Exercise aim: Only lines below containing the string "your" should be counted; please give that count by itself.

◆ ◆ ◆ ◆

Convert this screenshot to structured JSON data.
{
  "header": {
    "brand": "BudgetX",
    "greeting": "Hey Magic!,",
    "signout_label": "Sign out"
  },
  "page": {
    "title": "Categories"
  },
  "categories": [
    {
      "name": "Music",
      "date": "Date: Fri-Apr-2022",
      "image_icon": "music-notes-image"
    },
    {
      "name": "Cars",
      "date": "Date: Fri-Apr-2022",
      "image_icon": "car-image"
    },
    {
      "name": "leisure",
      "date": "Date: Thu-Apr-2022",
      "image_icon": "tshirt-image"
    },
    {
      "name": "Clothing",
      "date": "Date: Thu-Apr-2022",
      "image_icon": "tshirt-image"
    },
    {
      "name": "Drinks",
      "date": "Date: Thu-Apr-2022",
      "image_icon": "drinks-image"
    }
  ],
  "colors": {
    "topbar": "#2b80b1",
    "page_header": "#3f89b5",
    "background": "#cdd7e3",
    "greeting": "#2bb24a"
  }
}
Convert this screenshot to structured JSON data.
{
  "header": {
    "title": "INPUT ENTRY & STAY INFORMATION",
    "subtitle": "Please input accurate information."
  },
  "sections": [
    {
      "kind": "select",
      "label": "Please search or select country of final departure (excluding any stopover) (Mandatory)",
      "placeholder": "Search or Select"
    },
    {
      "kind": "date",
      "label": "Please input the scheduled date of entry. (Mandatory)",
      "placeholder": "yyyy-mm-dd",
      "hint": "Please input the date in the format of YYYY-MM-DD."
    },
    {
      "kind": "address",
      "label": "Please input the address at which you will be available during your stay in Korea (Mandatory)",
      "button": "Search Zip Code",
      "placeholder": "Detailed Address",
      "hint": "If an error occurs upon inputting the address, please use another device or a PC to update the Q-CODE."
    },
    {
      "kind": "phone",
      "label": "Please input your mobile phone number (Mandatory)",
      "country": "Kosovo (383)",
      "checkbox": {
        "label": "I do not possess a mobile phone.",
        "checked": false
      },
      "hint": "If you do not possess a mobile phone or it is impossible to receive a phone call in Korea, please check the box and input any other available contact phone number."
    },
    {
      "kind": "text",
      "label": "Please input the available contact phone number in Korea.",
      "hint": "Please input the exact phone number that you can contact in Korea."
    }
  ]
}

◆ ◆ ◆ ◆

Result of this exercise: 2